Student Loans

A Primer for Student Financial Aid

For anyone who is attending or been through college, one of the more harrowing experiences may have been going through the process and paperwork of receiving student financial aid.  At times, it may have felt like the same piece of paper was filled out dozens of times and deadlines all seemed to cram together.  Below is an overall idea of the process for getting the process of receiving financial aid.

First, begin looking for information about loans and deadlines at the beginning of the senior year of high school, if not the summer preceding it.  Make sure to register for the Selective Service as well, as all student financial aid requires registration.  Get all necessary information and deadlines before Halloween.  Sit down with your guidance counselor at school and see what information they have available.  Schedule out all deadlines and start filling out paperwork, even if it is not to be sent in for some time.

Second, if you have already chosen a school (or have narrowed it down to a few choices), contact their financial aid office so that you can get whatever information you need for scholarships and financial aid.  Also, if you have picked a major, contact the department for your major directly in case there is some department-specific financial aid available (I received a scholarship directly through the History Department as an undergraduate).

Third, complete the Free Application For Student Aid (FAFSA), so that all your paperwork is ready to go and you are in line for whatever money is available.  Sallie Mae – the government agency which disperses financial aid – recommends completing the FAFSA as soon as possible after January 1st.  A FAFSA should be filled out every year you are in school.  Any financial aid can be declined, so filling out the FAFSA does not obligate a student to borrowing any money.  Head over to for complete details about applying for student aid.  Even though the deadlines for state and federal FAFSA applications can be well into the spring, do NOT wait until the last minute to file.

Fourth, if you believe you still may need further student aid, some further financial assistance may be directly available through your local bank or credit union.  Many places of employment may also have scholarship programs or other assistance for children of employees.

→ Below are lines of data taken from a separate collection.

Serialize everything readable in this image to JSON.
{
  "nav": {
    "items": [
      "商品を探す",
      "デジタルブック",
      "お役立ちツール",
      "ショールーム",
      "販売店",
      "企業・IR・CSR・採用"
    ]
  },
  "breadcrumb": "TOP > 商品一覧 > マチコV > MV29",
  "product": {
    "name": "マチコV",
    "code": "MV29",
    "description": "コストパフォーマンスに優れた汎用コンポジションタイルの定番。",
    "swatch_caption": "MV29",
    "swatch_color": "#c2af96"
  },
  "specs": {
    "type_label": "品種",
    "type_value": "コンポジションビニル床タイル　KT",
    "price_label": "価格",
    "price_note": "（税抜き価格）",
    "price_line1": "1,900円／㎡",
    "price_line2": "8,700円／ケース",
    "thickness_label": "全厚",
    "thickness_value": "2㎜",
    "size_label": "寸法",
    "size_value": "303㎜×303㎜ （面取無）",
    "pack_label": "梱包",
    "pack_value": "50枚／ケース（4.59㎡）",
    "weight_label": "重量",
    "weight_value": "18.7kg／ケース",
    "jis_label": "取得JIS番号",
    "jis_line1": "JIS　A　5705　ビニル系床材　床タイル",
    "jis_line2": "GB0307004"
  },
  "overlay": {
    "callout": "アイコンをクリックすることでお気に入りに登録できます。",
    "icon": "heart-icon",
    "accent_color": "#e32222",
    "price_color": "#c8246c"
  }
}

The main point of getting financial aid is to begin all application processes early.  Some – such as the FAFSA – may require tax information, but there is plenty of paperwork to fill out beforehand.  Applying for financial aid is NOT something which should be done at the last minute, because some funds are awarded during the process, and not necessarily after all applications are received.  Also, there is a LOT of paperwork to be filled out to receive financial aid, and it is not something which can be done in a couple of hours the day before a due date.